Exercise brief:
How many lines in the data below include the word "image"? Respond with the number, nothing more.
::::::::
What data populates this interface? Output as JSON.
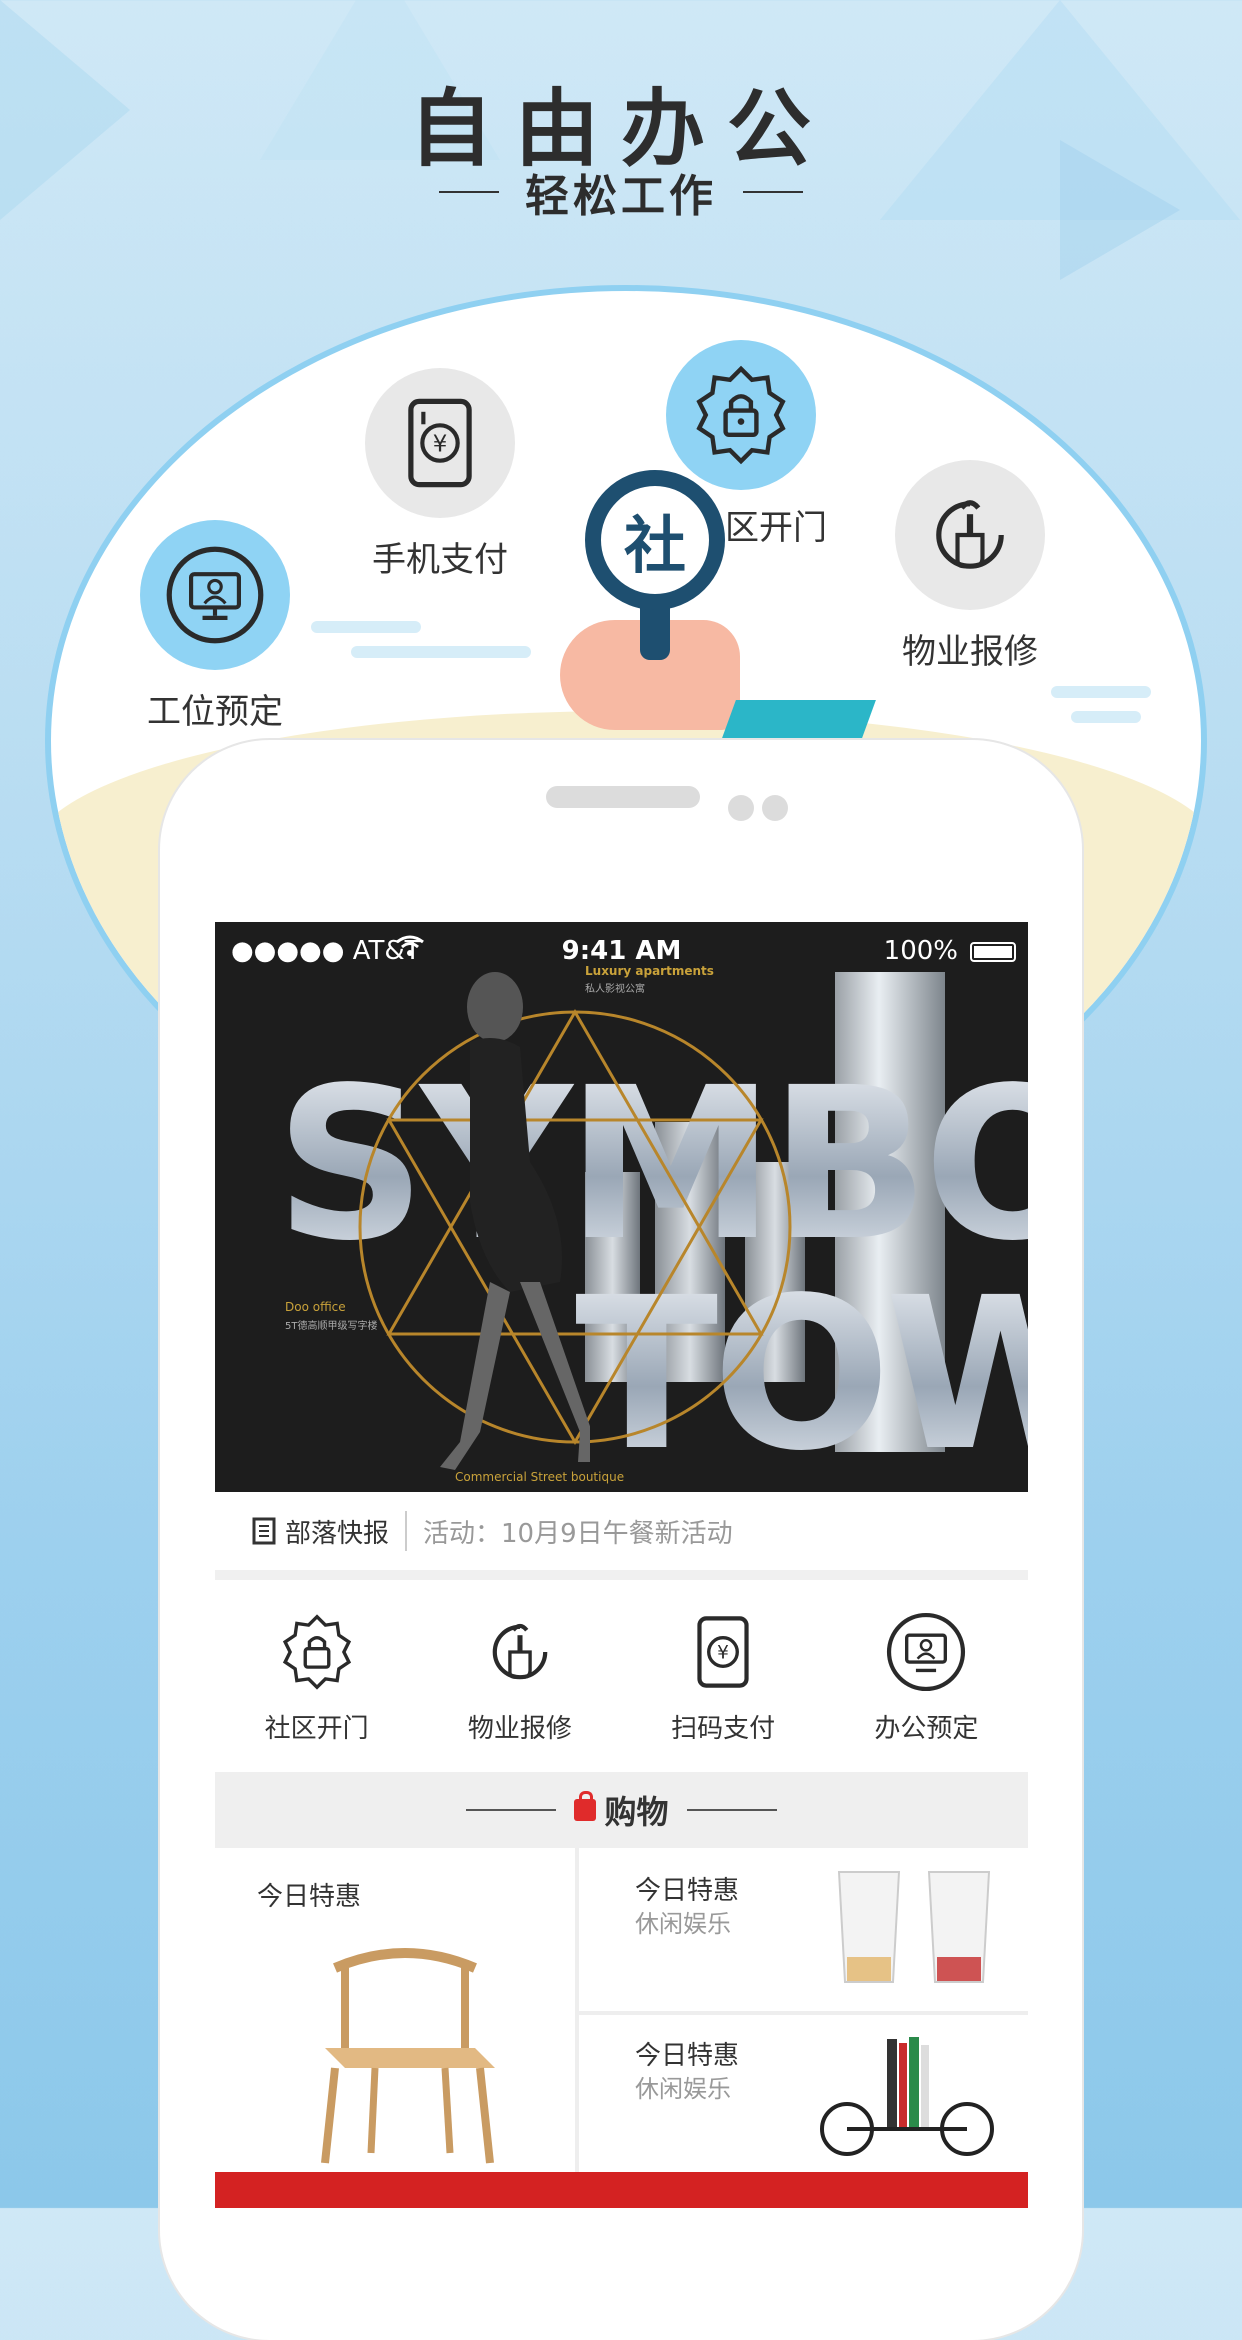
{
  "header": {
    "title": "自由办公",
    "subtitle": "轻松工作"
  },
  "features": [
    {
      "label": "工位预定",
      "icon": "monitor-person-icon"
    },
    {
      "label": "手机支付",
      "icon": "yen-card-icon"
    },
    {
      "label": "区开门",
      "icon": "lock-badge-icon"
    },
    {
      "label": "物业报修",
      "icon": "wrench-hand-icon"
    }
  ],
  "magnifier_char": "社",
  "phone": {
    "status_bar": {
      "carrier": "●●●●● AT&T",
      "time": "9:41 AM",
      "battery": "100%"
    },
    "banner": {
      "word1": "SYMBOL",
      "word2": "TOWER",
      "small_top": "Luxury apartments",
      "small_top_cn": "私人影视公寓",
      "small_left": "Doo office",
      "small_left_cn": "5T德高顺甲级写字楼",
      "small_bottom": "Commercial Street boutique"
    },
    "news": {
      "tag": "部落快报",
      "text": "活动：10月9日午餐新活动"
    },
    "quick_actions": [
      {
        "label": "社区开门",
        "icon": "lock-badge-icon"
      },
      {
        "label": "物业报修",
        "icon": "wrench-hand-icon"
      },
      {
        "label": "扫码支付",
        "icon": "yen-card-icon"
      },
      {
        "label": "办公预定",
        "icon": "monitor-person-icon"
      }
    ],
    "shop": {
      "heading": "购物",
      "big_card": {
        "title": "今日特惠",
        "image": "wooden-chair"
      },
      "cards": [
        {
          "title": "今日特惠",
          "subtitle": "休闲娱乐",
          "image": "glass-cups"
        },
        {
          "title": "今日特惠",
          "subtitle": "休闲娱乐",
          "image": "bike-bookends"
        }
      ]
    }
  },
  "colors": {
    "accent_blue": "#8fd3f4",
    "dark_blue": "#1e4f70",
    "red": "#d42222"
  }
}
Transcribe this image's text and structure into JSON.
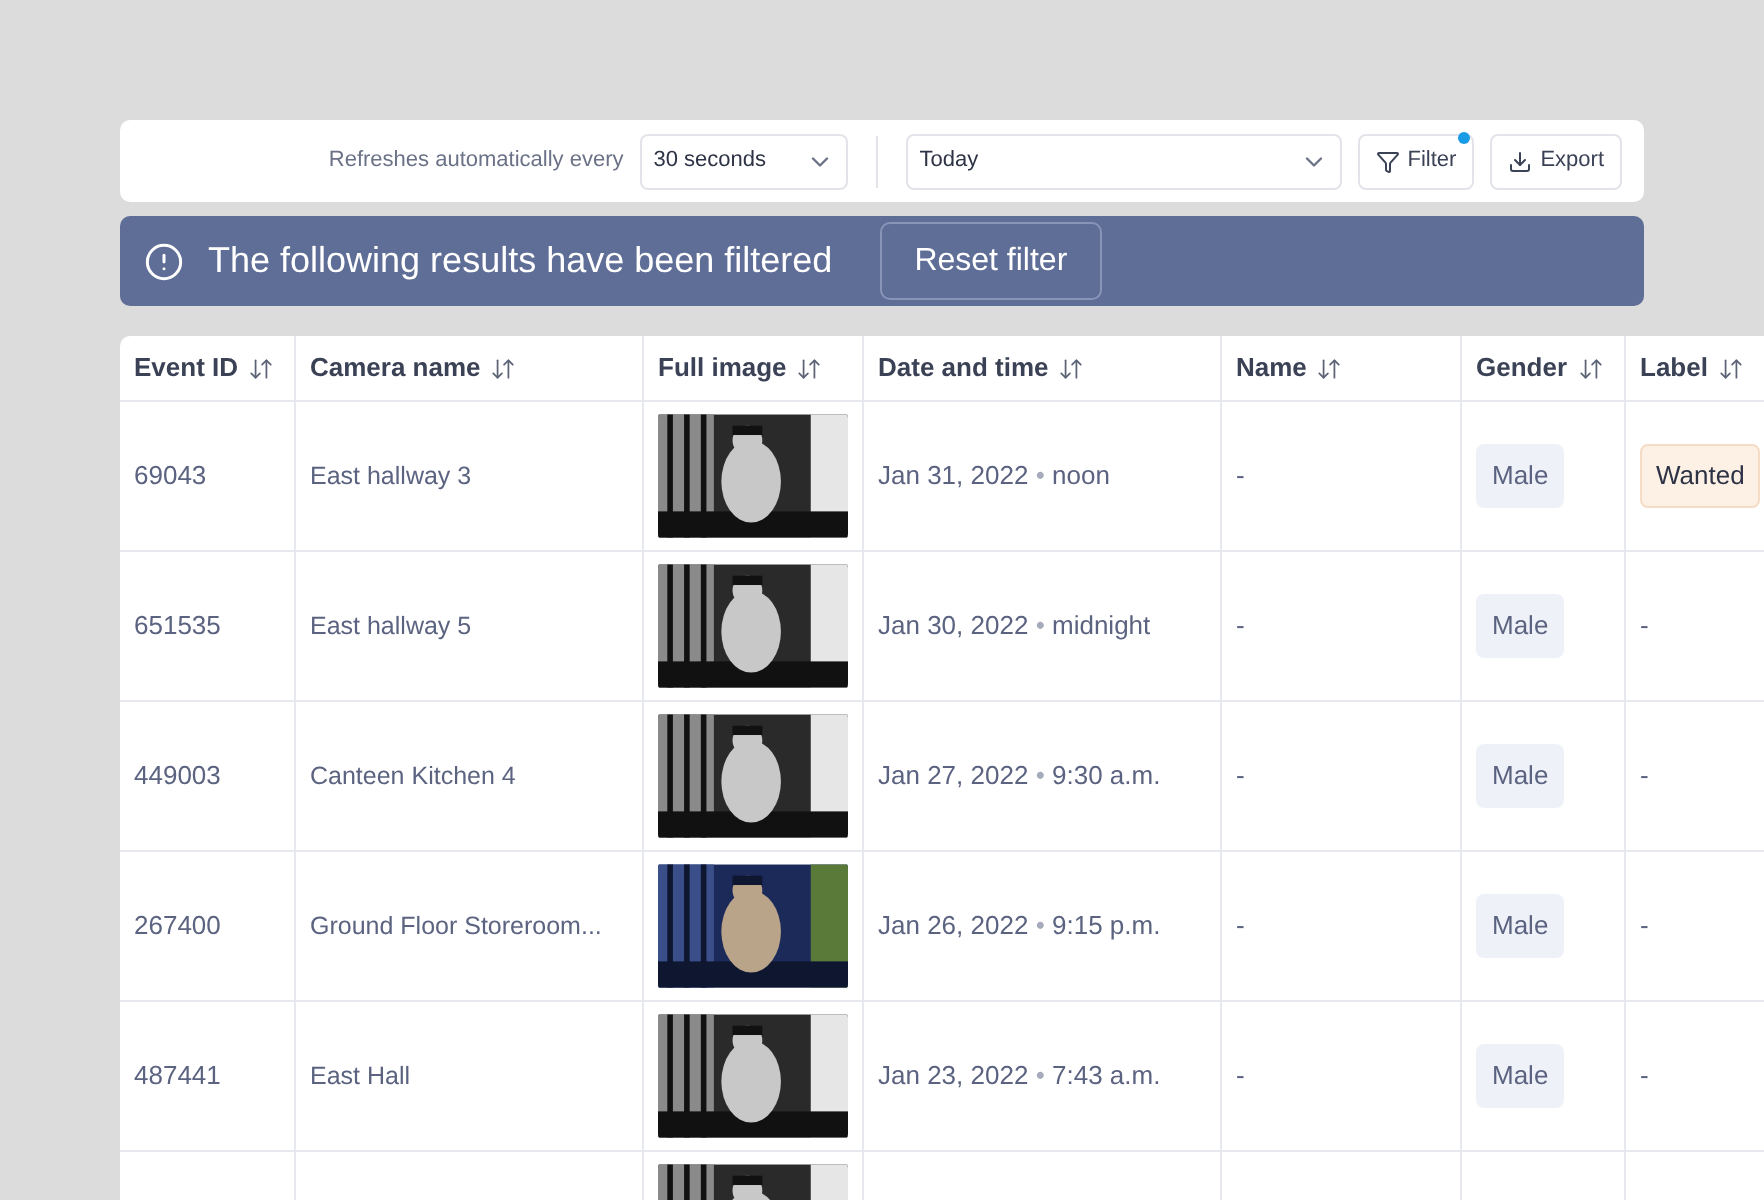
{
  "toolbar": {
    "refresh_label": "Refreshes automatically every",
    "refresh_interval": "30 seconds",
    "date_range": "Today",
    "filter_button": "Filter",
    "filter_active": true,
    "export_button": "Export"
  },
  "banner": {
    "message": "The following results have been filtered",
    "reset_button": "Reset filter"
  },
  "table": {
    "columns": [
      "Event ID",
      "Camera name",
      "Full image",
      "Date and time",
      "Name",
      "Gender",
      "Label"
    ],
    "rows": [
      {
        "event_id": "69043",
        "camera": "East hallway 3",
        "date": "Jan 31, 2022",
        "separator": "•",
        "time": "noon",
        "name": "-",
        "gender": "Male",
        "label": {
          "kind": "tag",
          "text": "Wanted"
        }
      },
      {
        "event_id": "651535",
        "camera": "East hallway 5",
        "date": "Jan 30, 2022",
        "separator": "•",
        "time": "midnight",
        "name": "-",
        "gender": "Male",
        "label": {
          "kind": "plain",
          "text": "-"
        }
      },
      {
        "event_id": "449003",
        "camera": "Canteen Kitchen 4",
        "date": "Jan 27, 2022",
        "separator": "•",
        "time": "9:30 a.m.",
        "name": "-",
        "gender": "Male",
        "label": {
          "kind": "plain",
          "text": "-"
        }
      },
      {
        "event_id": "267400",
        "camera": "Ground Floor Storeroom...",
        "date": "Jan 26, 2022",
        "separator": "•",
        "time": "9:15 p.m.",
        "name": "-",
        "gender": "Male",
        "label": {
          "kind": "plain",
          "text": "-"
        }
      },
      {
        "event_id": "487441",
        "camera": "East Hall",
        "date": "Jan 23, 2022",
        "separator": "•",
        "time": "7:43 a.m.",
        "name": "-",
        "gender": "Male",
        "label": {
          "kind": "plain",
          "text": "-"
        }
      }
    ]
  }
}
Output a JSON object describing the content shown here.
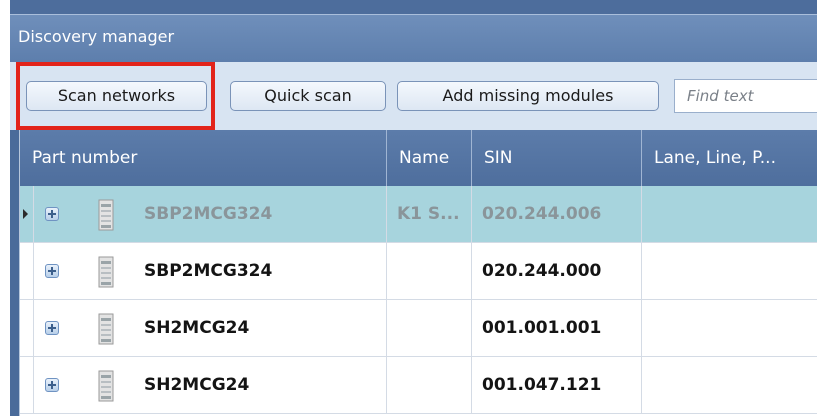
{
  "window": {
    "title": "Discovery manager"
  },
  "toolbar": {
    "scan_label": "Scan networks",
    "quick_label": "Quick scan",
    "add_label": "Add missing modules",
    "search_placeholder": "Find text"
  },
  "grid": {
    "columns": [
      "Part number",
      "Name",
      "SIN",
      "Lane, Line, P..."
    ],
    "rows": [
      {
        "part": "SBP2MCG324",
        "name": "K1 S...",
        "sin": "020.244.006",
        "lane": "",
        "selected": true
      },
      {
        "part": "SBP2MCG324",
        "name": "",
        "sin": "020.244.000",
        "lane": "",
        "selected": false
      },
      {
        "part": "SH2MCG24",
        "name": "",
        "sin": "001.001.001",
        "lane": "",
        "selected": false
      },
      {
        "part": "SH2MCG24",
        "name": "",
        "sin": "001.047.121",
        "lane": "",
        "selected": false
      }
    ]
  },
  "icons": {
    "row_indicator": "row-pointer-icon",
    "expand": "expand-plus-icon",
    "module": "din-module-icon"
  },
  "colors": {
    "highlight": "#e2231a",
    "selected_row": "#a7d4dd",
    "header": "#5274a3"
  }
}
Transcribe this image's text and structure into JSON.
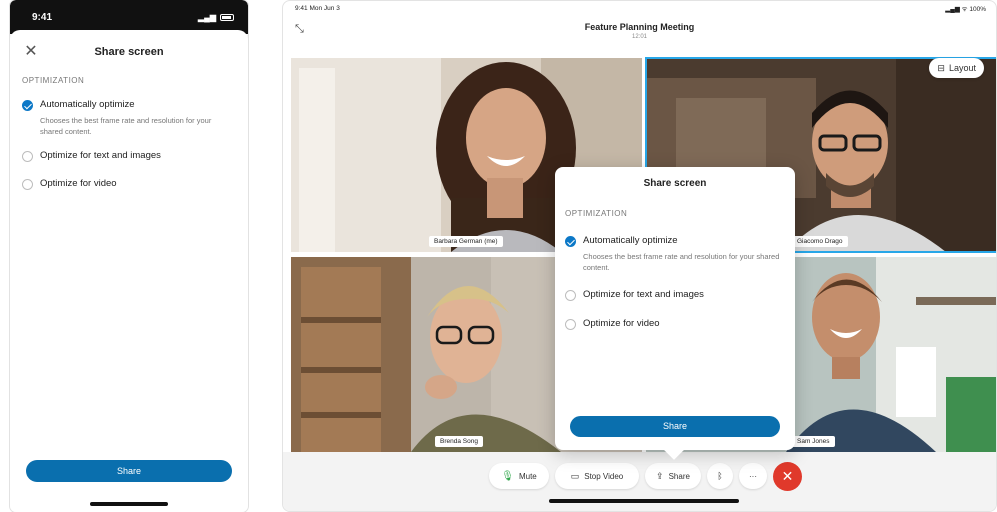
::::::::
Exercise response:
6